By Tetsushi Kajimoto
TOKYO (Reuters) – Japan and Germany agreed on Saturday to coordinate intently on economic jitters stemming from challenges amongst Western banks whilst cautiously checking world wide marketplaces and financial system, a Japanese finance ministry formal explained to Reuters.
The settlement came in a 45-moment conference concerning Japanese Finance Minister Shunichi Suzuki and German Finance Minister Christian Lindner, browsing Tokyo for bilateral government consultations.
Banking stocks globally have been battered given that Silicon Valley Financial institution collapsed and Credit Suisse was forced to tap $54 billion in central lender funding, raising issues about other weaknesses in the fiscal technique.
The ministers ended up conference as German Chancellor Olaf Scholz and Japanese Primary Minister Fumio Kishida kicked off their first federal government session involving numerous cabinet customers from equally nations around the world, to talk about means to protected financial safety.
“Threat aversion has been viewed in monetary markets. We will very carefully view developments and coordinate with the central bank and abroad authorities,” Suzuki instructed Lindner, in accordance to the Japanese formal. “Japan’s money program stays steady as a entire.”
Both equally sides agreed on the have to have to closely monitor fiscal developments and coordinate as desired, the formal said, with out elaborating further more.
Japan succeeded Germany this year as chair of the Team of 7 industrial powers, a team that also incorporates Britain, Canada, France, Italy and the U.S.
Suzuki and Lindner agreed to prioritise sanctions versus Russia in excess of its invasion of Ukraine and help for Kyiv, although striving to arrive at arrangement on world wide electronic taxation and employ it, and steadily solve creating countries’ credit card debt in line a Group of 20 framework, the formal stated.

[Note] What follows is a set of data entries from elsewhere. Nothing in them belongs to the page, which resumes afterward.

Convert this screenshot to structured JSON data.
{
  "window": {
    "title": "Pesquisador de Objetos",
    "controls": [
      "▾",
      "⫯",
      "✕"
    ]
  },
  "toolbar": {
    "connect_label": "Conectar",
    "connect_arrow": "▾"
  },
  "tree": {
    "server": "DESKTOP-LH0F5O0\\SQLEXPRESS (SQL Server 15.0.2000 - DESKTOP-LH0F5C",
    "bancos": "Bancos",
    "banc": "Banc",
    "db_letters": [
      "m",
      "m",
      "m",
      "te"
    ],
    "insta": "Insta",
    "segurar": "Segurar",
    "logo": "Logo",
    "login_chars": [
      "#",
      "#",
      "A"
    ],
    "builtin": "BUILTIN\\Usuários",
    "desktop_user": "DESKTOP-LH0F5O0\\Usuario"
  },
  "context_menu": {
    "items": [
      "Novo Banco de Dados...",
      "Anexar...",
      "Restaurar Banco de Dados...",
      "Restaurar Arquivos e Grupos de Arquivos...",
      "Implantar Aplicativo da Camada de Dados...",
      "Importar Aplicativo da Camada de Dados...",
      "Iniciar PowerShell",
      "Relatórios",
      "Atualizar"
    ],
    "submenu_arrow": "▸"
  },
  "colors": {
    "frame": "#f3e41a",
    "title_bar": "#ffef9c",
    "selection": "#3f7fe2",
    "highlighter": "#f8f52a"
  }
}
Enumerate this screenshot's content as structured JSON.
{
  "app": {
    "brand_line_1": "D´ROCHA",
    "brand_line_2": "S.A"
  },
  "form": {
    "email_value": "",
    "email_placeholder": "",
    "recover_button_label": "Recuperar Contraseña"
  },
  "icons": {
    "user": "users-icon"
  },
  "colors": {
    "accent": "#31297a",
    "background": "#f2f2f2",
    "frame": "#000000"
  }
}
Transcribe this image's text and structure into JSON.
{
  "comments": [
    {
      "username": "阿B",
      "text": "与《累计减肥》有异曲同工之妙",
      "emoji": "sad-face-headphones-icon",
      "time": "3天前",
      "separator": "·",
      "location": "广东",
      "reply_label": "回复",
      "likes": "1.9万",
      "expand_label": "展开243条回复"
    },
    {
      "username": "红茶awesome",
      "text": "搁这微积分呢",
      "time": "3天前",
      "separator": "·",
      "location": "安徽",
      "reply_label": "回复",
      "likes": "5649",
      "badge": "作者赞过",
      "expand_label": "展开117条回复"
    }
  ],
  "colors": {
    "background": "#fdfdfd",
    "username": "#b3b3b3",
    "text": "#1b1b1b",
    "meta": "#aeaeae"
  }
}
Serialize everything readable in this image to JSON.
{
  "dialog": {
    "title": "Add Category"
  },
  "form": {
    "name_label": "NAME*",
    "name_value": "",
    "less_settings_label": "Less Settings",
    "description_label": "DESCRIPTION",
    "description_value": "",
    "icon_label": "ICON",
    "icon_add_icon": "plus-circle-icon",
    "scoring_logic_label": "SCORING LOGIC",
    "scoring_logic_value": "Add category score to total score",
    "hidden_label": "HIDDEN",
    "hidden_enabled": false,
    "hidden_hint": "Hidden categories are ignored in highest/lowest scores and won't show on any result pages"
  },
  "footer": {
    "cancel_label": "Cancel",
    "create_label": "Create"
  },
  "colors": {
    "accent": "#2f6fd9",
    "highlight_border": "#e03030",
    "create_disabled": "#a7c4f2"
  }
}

They agreed on the want to reinforce supply chains as an ingredient of economic stability.
(Reporting by Tetsushi Kajimoto Modifying by William Mallard)